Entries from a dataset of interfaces
Start of Block
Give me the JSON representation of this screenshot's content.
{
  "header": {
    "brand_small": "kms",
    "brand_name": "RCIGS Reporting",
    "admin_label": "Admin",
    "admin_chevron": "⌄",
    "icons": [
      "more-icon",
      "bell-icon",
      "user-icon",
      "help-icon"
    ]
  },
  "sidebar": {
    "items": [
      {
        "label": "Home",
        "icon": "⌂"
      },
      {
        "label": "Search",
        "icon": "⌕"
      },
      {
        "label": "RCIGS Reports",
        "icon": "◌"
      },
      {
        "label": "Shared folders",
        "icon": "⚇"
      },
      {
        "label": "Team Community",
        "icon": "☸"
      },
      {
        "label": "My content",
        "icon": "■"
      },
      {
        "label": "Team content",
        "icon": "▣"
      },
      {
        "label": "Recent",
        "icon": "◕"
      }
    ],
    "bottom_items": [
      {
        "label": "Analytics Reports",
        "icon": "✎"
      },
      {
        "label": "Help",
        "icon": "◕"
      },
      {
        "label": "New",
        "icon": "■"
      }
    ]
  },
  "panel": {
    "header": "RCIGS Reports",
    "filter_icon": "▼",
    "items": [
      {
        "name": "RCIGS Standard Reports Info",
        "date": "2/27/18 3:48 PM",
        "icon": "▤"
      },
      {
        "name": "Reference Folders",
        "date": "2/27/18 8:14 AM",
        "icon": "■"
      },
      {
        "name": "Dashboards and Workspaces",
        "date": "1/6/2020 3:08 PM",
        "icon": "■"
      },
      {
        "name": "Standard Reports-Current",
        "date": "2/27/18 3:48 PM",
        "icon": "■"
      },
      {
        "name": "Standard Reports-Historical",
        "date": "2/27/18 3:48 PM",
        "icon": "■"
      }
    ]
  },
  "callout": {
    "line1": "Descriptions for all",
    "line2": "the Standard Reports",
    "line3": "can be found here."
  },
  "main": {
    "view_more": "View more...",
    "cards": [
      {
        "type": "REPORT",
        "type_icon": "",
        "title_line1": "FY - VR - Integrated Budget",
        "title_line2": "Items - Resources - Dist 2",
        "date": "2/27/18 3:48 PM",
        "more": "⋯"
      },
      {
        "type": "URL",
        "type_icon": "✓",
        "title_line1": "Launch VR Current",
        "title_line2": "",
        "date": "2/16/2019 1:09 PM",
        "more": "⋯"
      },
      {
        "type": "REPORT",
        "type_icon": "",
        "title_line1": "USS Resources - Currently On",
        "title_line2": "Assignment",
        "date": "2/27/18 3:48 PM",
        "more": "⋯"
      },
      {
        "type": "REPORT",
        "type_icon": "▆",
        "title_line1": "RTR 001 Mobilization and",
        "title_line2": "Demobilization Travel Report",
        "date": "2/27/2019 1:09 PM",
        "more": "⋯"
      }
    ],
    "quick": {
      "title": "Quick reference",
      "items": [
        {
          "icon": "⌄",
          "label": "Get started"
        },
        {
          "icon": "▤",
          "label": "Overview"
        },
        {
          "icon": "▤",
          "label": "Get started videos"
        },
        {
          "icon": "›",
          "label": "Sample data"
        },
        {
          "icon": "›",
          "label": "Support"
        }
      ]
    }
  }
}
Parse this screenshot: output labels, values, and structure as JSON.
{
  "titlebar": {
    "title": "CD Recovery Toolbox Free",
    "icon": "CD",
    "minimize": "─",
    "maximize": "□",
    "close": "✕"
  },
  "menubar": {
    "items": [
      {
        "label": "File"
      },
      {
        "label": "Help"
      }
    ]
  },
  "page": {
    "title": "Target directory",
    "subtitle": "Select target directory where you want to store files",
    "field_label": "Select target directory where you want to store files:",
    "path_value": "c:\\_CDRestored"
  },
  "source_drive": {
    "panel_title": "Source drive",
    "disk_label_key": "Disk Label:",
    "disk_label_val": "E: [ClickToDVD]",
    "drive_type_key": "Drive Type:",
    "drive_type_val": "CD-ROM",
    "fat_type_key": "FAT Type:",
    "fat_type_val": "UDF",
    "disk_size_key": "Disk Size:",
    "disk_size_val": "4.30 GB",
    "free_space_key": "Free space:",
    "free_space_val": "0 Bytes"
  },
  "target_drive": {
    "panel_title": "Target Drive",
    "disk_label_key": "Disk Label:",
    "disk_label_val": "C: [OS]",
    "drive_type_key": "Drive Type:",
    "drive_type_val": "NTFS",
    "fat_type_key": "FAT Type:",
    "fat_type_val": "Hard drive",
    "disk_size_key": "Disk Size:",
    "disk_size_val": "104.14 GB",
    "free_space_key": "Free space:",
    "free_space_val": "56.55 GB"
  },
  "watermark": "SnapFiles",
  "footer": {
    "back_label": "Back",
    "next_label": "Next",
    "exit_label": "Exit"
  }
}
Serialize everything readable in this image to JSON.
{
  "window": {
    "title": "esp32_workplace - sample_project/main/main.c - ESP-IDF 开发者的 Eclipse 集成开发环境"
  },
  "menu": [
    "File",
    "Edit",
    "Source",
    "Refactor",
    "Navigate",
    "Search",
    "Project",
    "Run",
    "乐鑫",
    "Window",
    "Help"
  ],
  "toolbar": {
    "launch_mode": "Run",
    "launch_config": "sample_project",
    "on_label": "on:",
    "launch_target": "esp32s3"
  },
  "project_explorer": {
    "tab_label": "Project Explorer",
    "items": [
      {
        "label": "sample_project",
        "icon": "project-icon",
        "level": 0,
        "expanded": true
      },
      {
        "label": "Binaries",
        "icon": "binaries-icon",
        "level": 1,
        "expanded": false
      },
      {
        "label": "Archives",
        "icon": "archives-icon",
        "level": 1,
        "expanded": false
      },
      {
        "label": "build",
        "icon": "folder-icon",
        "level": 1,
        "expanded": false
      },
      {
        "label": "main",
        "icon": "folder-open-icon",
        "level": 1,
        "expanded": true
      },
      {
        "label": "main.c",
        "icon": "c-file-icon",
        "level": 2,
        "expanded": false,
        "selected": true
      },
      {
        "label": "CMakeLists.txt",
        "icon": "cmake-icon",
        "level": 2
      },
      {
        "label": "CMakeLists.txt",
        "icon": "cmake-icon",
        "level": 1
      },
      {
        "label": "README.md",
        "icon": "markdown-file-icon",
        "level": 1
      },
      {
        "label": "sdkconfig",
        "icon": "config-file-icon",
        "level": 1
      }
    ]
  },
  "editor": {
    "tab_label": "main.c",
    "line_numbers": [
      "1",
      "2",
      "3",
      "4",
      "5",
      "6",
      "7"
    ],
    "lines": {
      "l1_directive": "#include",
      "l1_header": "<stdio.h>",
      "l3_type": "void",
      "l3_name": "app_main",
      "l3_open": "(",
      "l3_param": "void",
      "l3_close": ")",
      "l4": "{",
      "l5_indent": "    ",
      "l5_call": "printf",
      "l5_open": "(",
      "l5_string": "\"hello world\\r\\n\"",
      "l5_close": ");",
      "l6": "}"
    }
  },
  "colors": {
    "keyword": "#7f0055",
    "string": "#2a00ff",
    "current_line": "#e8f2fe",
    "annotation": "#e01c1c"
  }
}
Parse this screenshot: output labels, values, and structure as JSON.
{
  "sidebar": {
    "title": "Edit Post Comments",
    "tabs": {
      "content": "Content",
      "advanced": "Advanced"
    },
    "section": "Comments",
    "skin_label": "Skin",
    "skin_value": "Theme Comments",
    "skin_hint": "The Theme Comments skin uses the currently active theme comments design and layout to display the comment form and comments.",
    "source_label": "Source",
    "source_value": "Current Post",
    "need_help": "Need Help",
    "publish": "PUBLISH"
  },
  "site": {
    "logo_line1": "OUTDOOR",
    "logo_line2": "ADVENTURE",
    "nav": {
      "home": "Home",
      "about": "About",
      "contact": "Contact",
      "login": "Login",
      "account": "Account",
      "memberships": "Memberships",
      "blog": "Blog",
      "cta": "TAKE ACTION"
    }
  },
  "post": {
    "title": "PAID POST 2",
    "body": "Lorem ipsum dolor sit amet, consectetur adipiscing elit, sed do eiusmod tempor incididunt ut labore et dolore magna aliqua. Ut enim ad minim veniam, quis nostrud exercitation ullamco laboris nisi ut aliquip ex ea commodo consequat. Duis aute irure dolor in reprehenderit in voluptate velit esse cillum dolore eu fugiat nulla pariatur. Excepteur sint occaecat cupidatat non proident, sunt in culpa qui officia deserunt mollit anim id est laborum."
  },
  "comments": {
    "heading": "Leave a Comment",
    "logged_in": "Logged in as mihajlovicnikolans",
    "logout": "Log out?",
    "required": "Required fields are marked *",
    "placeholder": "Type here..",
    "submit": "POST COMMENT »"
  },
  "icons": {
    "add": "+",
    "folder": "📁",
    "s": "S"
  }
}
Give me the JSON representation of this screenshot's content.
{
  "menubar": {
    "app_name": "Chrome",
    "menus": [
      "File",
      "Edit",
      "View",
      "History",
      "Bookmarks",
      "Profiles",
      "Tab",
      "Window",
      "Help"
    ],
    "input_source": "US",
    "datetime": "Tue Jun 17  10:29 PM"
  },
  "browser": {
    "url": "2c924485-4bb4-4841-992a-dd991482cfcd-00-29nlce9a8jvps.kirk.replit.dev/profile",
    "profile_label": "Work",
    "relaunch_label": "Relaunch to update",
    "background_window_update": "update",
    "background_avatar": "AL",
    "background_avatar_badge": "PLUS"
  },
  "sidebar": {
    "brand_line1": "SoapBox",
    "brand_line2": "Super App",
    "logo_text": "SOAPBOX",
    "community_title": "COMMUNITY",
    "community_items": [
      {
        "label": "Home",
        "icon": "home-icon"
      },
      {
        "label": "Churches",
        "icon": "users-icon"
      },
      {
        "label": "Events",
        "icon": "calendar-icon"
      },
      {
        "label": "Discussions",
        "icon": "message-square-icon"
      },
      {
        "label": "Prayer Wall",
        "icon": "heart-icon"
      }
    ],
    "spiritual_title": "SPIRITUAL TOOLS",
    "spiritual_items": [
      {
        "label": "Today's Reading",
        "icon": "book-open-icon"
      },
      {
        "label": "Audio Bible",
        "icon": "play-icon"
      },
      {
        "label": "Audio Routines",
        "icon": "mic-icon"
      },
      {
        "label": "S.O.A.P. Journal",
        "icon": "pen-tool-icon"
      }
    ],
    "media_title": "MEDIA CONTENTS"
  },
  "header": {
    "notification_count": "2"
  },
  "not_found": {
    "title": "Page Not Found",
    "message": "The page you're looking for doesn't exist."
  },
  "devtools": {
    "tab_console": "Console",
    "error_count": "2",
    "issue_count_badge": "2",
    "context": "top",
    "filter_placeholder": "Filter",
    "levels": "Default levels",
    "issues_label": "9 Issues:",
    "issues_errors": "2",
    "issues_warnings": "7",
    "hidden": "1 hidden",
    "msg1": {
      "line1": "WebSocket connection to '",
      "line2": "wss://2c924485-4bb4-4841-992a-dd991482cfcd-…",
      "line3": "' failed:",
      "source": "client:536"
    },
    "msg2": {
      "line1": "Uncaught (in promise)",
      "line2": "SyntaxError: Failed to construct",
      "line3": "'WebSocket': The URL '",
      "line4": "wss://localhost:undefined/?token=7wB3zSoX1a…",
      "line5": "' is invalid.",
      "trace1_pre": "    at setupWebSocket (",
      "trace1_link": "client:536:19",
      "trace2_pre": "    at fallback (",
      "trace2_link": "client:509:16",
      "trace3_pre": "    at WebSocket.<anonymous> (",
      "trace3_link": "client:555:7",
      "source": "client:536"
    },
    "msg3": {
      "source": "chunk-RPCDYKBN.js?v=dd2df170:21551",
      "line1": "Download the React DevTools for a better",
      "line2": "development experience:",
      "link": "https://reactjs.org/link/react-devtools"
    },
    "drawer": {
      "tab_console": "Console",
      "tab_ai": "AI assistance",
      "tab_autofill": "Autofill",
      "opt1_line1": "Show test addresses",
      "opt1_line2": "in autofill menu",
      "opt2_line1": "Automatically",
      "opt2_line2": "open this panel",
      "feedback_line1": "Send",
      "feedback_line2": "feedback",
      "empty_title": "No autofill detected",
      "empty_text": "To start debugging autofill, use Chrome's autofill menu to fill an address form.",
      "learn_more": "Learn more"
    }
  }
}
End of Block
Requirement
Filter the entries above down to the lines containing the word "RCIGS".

Output
    "brand_name": "RCIGS Reporting",
        "label": "RCIGS Reports",
    "header": "RCIGS Reports",
        "name": "RCIGS Standard Reports Info",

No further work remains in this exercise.